══ GIVEN ENTRIES

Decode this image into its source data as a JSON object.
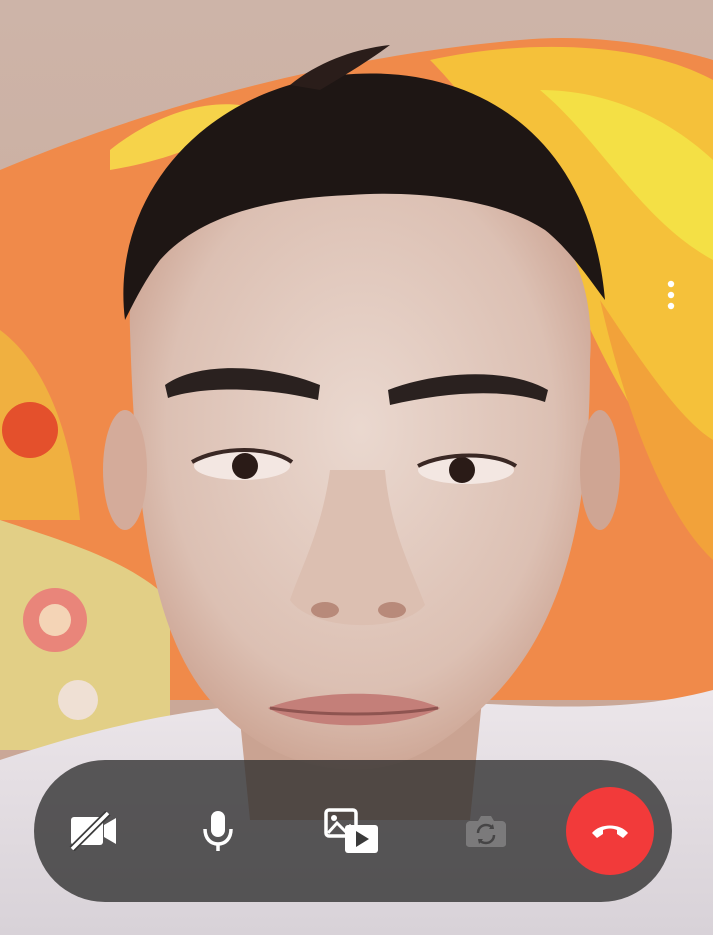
{
  "call": {
    "state": "video-call-active",
    "more_icon": "more-vertical-icon"
  },
  "controls": {
    "camera": {
      "icon": "video-off-icon",
      "active": false
    },
    "microphone": {
      "icon": "microphone-icon",
      "active": true
    },
    "share": {
      "icon": "media-share-icon"
    },
    "flip_camera": {
      "icon": "flip-camera-icon",
      "enabled": false
    },
    "end_call": {
      "icon": "end-call-icon",
      "color": "#f23a3a"
    }
  },
  "colors": {
    "control_bar": "#2e2e2e",
    "icon": "#ffffff",
    "end_call": "#f23a3a"
  }
}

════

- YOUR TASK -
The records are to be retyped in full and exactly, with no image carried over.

- WRITTEN ANSWER -
Decode this image into its source data as a JSON object.
{
  "call": {
    "state": "video-call-active",
    "more_icon": "more-vertical-icon"
  },
  "controls": {
    "camera": {
      "icon": "video-off-icon",
      "active": false
    },
    "microphone": {
      "icon": "microphone-icon",
      "active": true
    },
    "share": {
      "icon": "media-share-icon"
    },
    "flip_camera": {
      "icon": "flip-camera-icon",
      "enabled": false
    },
    "end_call": {
      "icon": "end-call-icon",
      "color": "#f23a3a"
    }
  },
  "colors": {
    "control_bar": "#2e2e2e",
    "icon": "#ffffff",
    "end_call": "#f23a3a"
  }
}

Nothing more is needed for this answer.